*** Source data Section Begins ***

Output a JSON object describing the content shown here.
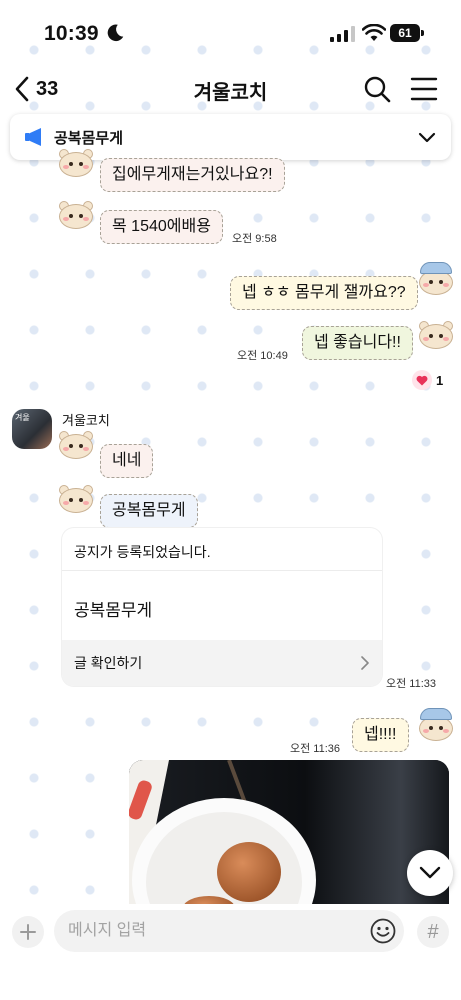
{
  "status": {
    "time": "10:39",
    "battery": "61"
  },
  "header": {
    "back_count": "33",
    "title": "겨울코치"
  },
  "notice_bar": {
    "text": "공복몸무게"
  },
  "messages": {
    "m1": "집에무게재는거있나요?!",
    "m2": "목 1540에배용",
    "m2_time": "오전 9:58",
    "m3": "넵 ㅎㅎ 몸무게 잴까요??",
    "m4": "넵 좋습니다!!",
    "m4_time": "오전 10:49",
    "reaction_count": "1",
    "sender": "겨울코치",
    "avatar_text": "겨울",
    "m5": "네네",
    "m6": "공복몸무게",
    "notice_card": {
      "header": "공지가 등록되었습니다.",
      "title": "공복몸무게",
      "footer": "글 확인하기"
    },
    "m6_time": "오전 11:33",
    "m7": "넵!!!!",
    "m7_time": "오전 11:36"
  },
  "input": {
    "placeholder": "메시지 입력"
  },
  "icons": {
    "back": "chevron-left-icon",
    "search": "search-icon",
    "menu": "hamburger-icon",
    "notice": "megaphone-icon",
    "scroll": "chevron-down-icon",
    "plus": "plus-icon",
    "emoji": "smile-icon",
    "hash": "hash-icon"
  },
  "colors": {
    "notice_icon": "#2f7cf6",
    "heart": "#e8325a"
  }
}
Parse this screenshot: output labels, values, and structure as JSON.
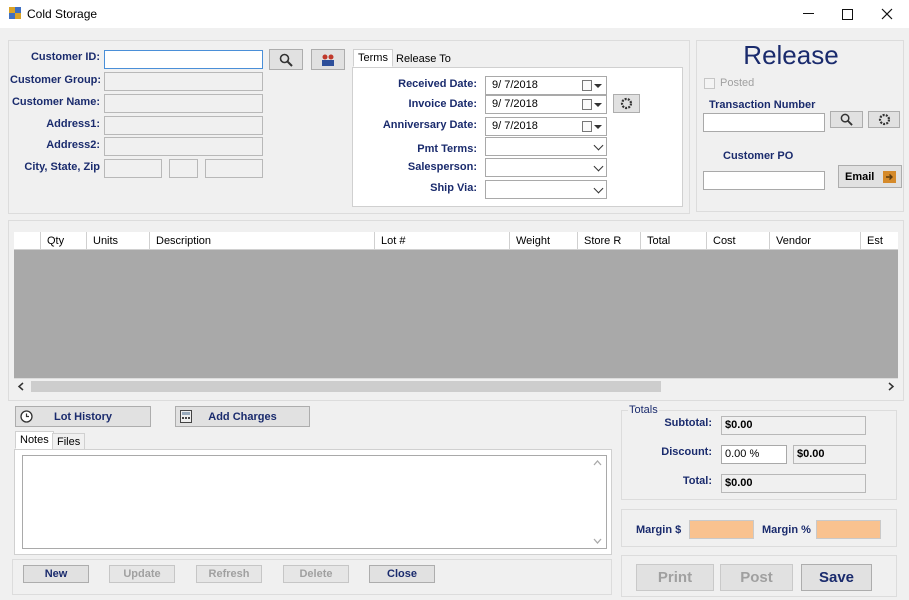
{
  "window": {
    "title": "Cold Storage",
    "minimize": "—",
    "maximize": "☐",
    "close": "✕"
  },
  "customer": {
    "id_label": "Customer ID:",
    "id_value": "",
    "group_label": "Customer Group:",
    "name_label": "Customer Name:",
    "address1_label": "Address1:",
    "address2_label": "Address2:",
    "city_state_zip_label": "City, State, Zip"
  },
  "terms": {
    "tabs": [
      "Terms",
      "Release To"
    ],
    "received_date_label": "Received Date:",
    "received_date": "9/ 7/2018",
    "invoice_date_label": "Invoice Date:",
    "invoice_date": "9/ 7/2018",
    "anniversary_date_label": "Anniversary  Date:",
    "anniversary_date": "9/ 7/2018",
    "pmt_terms_label": "Pmt Terms:",
    "salesperson_label": "Salesperson:",
    "ship_via_label": "Ship Via:"
  },
  "release": {
    "heading": "Release",
    "posted_label": "Posted",
    "transaction_number_label": "Transaction Number",
    "customer_po_label": "Customer PO",
    "email_label": "Email"
  },
  "grid": {
    "columns": [
      "Qty",
      "Units",
      "Description",
      "Lot #",
      "Weight",
      "Store R",
      "Total",
      "Cost",
      "Vendor",
      "Est"
    ]
  },
  "actions": {
    "lot_history": "Lot History",
    "add_charges": "Add Charges",
    "notes_tabs": [
      "Notes",
      "Files"
    ],
    "new": "New",
    "update": "Update",
    "refresh": "Refresh",
    "delete": "Delete",
    "close": "Close"
  },
  "totals": {
    "group_label": "Totals",
    "subtotal_label": "Subtotal:",
    "subtotal_value": "$0.00",
    "discount_label": "Discount:",
    "discount_percent": "0.00 %",
    "discount_value": "$0.00",
    "total_label": "Total:",
    "total_value": "$0.00"
  },
  "margin": {
    "dollar_label": "Margin $",
    "percent_label": "Margin %",
    "color": "#f9c28f"
  },
  "footer": {
    "print": "Print",
    "post": "Post",
    "save": "Save"
  }
}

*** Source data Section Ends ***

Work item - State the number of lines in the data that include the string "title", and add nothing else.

Solved exercise - 3